Task to complete: From the records below, state how many lines include the word "JSON", giving only that number.

********

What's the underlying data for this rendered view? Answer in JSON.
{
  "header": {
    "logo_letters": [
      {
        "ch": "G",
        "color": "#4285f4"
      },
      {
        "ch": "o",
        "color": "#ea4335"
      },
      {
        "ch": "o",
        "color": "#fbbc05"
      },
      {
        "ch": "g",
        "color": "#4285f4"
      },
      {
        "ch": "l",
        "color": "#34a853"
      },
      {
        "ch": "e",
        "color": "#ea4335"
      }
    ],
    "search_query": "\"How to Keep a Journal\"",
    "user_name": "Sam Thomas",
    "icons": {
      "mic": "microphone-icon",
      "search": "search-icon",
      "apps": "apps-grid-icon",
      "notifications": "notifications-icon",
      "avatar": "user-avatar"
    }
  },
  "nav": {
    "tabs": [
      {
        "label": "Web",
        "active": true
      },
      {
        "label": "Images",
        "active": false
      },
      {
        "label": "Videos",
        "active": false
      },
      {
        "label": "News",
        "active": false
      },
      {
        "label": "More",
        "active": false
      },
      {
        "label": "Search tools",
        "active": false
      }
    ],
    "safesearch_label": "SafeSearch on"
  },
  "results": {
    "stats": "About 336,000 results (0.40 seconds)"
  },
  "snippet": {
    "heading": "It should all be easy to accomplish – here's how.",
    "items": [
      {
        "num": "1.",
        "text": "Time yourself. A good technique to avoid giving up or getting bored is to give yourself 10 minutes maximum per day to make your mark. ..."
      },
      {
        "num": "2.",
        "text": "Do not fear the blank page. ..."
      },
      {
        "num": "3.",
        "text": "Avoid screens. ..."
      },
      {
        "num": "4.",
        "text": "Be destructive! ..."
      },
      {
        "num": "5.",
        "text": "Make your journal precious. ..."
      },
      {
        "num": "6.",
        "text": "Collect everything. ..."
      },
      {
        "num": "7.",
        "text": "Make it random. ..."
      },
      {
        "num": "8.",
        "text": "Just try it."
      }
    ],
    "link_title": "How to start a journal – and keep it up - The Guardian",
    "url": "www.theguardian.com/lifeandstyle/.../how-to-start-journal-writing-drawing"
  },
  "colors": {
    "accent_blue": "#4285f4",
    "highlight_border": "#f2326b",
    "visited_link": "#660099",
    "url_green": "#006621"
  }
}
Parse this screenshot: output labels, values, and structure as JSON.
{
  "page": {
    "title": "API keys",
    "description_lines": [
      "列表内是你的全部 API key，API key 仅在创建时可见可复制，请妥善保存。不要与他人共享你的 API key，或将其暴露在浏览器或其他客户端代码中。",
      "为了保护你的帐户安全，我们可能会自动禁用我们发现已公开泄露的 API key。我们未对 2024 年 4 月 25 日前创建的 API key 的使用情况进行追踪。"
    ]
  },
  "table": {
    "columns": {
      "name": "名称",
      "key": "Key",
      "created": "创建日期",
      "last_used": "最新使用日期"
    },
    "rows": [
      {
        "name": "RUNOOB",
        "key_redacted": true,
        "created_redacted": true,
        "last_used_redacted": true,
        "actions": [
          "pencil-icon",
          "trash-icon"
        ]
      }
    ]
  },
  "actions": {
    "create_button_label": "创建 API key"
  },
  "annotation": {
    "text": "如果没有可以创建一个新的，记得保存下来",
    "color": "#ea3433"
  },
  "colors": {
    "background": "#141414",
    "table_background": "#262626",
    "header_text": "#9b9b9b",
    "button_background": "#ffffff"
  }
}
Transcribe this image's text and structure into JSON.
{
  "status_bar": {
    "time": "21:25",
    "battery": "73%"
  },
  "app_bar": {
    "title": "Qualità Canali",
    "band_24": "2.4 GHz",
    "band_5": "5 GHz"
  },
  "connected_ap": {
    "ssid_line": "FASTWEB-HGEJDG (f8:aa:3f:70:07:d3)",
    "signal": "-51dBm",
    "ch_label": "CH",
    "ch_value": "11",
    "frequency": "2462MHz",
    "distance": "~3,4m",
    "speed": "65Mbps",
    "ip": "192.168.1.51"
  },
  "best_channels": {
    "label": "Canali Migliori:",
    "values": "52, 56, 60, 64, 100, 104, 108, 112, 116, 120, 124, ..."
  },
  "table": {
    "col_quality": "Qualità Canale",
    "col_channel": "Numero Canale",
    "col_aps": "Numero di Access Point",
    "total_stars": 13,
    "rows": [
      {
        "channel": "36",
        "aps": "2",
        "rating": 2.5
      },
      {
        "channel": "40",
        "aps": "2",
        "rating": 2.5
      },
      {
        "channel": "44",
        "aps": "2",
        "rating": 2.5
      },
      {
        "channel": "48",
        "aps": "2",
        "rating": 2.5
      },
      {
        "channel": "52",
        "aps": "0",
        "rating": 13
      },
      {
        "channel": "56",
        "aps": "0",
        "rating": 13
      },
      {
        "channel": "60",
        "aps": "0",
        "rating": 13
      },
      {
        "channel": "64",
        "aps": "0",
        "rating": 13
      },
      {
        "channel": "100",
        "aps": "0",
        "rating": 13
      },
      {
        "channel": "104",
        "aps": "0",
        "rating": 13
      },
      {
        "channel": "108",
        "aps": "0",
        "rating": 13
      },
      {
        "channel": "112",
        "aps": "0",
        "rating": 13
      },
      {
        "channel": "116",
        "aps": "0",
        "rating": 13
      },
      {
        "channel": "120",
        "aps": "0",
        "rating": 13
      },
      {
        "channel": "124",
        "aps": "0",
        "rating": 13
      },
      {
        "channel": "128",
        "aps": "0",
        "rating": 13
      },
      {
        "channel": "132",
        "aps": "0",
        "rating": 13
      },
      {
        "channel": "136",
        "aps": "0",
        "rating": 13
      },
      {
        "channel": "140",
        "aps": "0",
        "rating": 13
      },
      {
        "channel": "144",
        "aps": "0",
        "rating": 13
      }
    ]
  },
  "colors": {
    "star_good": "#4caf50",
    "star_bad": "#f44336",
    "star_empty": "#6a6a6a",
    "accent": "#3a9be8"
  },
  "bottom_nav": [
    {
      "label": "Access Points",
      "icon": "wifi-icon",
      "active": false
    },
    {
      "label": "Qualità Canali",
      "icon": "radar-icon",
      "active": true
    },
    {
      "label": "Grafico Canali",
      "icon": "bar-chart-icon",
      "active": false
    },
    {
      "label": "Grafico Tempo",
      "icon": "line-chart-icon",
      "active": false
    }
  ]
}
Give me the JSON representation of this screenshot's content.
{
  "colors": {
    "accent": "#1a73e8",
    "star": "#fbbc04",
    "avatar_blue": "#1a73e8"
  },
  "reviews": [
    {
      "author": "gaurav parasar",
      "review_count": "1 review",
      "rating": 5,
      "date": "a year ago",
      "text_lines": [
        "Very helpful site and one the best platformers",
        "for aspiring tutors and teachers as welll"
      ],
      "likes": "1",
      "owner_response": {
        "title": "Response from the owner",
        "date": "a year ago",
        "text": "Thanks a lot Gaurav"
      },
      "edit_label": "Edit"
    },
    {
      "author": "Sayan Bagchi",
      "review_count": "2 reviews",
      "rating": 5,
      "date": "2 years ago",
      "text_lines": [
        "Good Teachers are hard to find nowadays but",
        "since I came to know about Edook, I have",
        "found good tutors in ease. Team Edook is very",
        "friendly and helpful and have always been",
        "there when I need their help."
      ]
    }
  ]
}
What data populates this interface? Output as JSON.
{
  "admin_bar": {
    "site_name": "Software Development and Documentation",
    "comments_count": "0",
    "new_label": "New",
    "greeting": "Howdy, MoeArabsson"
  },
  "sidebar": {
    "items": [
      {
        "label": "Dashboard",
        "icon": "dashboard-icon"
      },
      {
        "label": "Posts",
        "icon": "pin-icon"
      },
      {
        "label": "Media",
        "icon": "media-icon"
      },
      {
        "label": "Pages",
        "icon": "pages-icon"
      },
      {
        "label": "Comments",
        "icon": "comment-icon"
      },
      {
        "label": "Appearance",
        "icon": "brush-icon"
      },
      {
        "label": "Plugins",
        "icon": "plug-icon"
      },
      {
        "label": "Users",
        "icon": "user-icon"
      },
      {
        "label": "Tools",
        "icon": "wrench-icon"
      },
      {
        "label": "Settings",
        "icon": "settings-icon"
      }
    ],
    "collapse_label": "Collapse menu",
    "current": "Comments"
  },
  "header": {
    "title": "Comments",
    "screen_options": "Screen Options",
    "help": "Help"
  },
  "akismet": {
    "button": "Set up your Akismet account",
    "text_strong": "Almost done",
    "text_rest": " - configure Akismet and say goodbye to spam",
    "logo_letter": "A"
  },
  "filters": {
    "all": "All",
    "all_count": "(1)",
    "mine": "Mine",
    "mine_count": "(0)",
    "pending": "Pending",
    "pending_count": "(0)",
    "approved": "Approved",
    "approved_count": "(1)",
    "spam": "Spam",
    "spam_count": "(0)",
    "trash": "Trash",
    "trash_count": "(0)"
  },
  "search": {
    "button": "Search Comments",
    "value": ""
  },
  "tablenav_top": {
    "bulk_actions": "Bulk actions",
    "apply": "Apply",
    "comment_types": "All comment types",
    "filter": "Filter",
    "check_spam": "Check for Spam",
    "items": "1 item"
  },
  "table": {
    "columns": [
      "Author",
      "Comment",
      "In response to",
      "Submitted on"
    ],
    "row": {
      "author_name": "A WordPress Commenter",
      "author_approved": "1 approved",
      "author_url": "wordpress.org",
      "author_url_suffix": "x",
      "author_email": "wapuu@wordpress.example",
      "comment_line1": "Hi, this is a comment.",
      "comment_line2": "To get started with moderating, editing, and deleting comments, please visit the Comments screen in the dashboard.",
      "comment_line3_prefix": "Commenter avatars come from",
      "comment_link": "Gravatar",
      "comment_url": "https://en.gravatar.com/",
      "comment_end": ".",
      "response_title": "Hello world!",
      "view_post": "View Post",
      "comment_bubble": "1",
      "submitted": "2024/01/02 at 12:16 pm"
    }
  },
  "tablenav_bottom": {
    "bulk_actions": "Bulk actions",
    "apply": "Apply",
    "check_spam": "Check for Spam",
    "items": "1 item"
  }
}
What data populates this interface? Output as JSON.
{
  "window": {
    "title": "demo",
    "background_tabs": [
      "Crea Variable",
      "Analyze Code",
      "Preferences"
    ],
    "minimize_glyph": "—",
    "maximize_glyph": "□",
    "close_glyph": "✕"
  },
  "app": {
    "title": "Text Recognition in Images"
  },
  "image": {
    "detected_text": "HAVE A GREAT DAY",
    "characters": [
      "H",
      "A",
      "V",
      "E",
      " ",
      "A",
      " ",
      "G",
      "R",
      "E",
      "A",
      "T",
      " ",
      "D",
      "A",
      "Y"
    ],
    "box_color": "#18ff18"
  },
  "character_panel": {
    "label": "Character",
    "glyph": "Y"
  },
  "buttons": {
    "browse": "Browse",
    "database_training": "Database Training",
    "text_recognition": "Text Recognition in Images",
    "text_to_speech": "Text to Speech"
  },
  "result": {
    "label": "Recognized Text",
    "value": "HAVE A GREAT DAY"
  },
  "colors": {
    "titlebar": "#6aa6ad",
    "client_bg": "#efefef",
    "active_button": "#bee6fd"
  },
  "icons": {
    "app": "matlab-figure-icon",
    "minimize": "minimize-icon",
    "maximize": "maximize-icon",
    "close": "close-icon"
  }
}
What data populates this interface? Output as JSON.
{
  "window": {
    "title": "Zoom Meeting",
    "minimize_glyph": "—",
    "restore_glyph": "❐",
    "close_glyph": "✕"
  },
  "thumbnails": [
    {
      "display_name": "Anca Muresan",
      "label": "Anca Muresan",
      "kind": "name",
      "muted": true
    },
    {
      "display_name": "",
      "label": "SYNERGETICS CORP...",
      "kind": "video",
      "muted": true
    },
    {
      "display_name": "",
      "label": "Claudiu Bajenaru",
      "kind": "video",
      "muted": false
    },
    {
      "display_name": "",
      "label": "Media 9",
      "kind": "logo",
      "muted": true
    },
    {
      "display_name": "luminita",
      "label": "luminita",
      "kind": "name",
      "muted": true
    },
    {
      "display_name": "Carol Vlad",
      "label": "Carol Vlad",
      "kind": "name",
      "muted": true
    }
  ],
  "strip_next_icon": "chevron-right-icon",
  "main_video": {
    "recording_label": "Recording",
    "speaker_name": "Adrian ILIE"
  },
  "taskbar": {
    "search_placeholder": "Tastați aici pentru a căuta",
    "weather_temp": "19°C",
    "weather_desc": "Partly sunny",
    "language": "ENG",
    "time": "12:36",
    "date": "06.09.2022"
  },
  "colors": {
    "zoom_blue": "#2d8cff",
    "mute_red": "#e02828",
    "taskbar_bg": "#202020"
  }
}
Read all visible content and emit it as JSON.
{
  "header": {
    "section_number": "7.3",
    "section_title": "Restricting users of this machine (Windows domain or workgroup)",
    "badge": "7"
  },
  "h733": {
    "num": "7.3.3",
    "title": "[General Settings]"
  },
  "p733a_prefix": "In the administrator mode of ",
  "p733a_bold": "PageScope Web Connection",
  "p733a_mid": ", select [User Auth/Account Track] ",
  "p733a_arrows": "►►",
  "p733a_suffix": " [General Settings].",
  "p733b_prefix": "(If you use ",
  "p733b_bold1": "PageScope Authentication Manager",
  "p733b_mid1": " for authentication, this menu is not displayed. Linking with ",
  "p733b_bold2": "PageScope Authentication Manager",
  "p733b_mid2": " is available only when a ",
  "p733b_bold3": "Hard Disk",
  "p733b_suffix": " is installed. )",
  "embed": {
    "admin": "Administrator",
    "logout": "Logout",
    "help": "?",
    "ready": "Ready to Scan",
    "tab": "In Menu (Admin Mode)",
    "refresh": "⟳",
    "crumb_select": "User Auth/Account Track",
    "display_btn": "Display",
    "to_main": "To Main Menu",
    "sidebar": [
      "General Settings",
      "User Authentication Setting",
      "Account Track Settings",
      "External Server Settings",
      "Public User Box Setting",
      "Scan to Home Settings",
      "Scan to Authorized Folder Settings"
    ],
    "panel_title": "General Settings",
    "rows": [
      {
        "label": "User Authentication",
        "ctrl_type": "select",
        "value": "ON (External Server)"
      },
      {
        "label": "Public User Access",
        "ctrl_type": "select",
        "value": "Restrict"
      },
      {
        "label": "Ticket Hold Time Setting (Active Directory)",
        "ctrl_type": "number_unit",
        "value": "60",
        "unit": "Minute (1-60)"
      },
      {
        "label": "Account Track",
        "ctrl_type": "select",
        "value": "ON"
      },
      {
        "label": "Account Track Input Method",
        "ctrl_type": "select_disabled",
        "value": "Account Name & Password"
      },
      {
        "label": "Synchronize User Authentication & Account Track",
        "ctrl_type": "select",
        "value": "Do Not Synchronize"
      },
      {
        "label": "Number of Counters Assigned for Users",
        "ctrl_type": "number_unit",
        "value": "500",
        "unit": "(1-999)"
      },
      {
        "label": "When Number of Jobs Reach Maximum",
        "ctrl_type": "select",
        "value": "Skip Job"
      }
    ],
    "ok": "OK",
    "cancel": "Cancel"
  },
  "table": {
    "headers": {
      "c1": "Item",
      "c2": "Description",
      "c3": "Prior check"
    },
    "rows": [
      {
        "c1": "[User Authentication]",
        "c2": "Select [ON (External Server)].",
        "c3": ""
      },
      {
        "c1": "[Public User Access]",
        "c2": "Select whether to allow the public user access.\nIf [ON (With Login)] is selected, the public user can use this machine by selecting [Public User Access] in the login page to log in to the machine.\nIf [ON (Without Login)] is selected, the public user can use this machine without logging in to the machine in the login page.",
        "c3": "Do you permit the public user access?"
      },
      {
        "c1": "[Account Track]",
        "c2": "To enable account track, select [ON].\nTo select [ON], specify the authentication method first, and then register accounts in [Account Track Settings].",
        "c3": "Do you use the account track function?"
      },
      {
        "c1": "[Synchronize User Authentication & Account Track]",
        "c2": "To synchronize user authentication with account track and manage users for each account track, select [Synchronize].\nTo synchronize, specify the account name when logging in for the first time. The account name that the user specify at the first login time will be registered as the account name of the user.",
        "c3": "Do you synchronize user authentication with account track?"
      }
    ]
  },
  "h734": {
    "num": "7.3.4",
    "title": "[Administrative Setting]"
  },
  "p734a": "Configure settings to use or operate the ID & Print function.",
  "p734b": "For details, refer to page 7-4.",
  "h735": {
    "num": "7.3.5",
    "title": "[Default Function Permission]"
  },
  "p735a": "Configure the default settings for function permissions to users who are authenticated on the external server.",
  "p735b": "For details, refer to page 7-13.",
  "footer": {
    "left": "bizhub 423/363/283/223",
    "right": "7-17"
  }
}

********

Result for this exercise: 8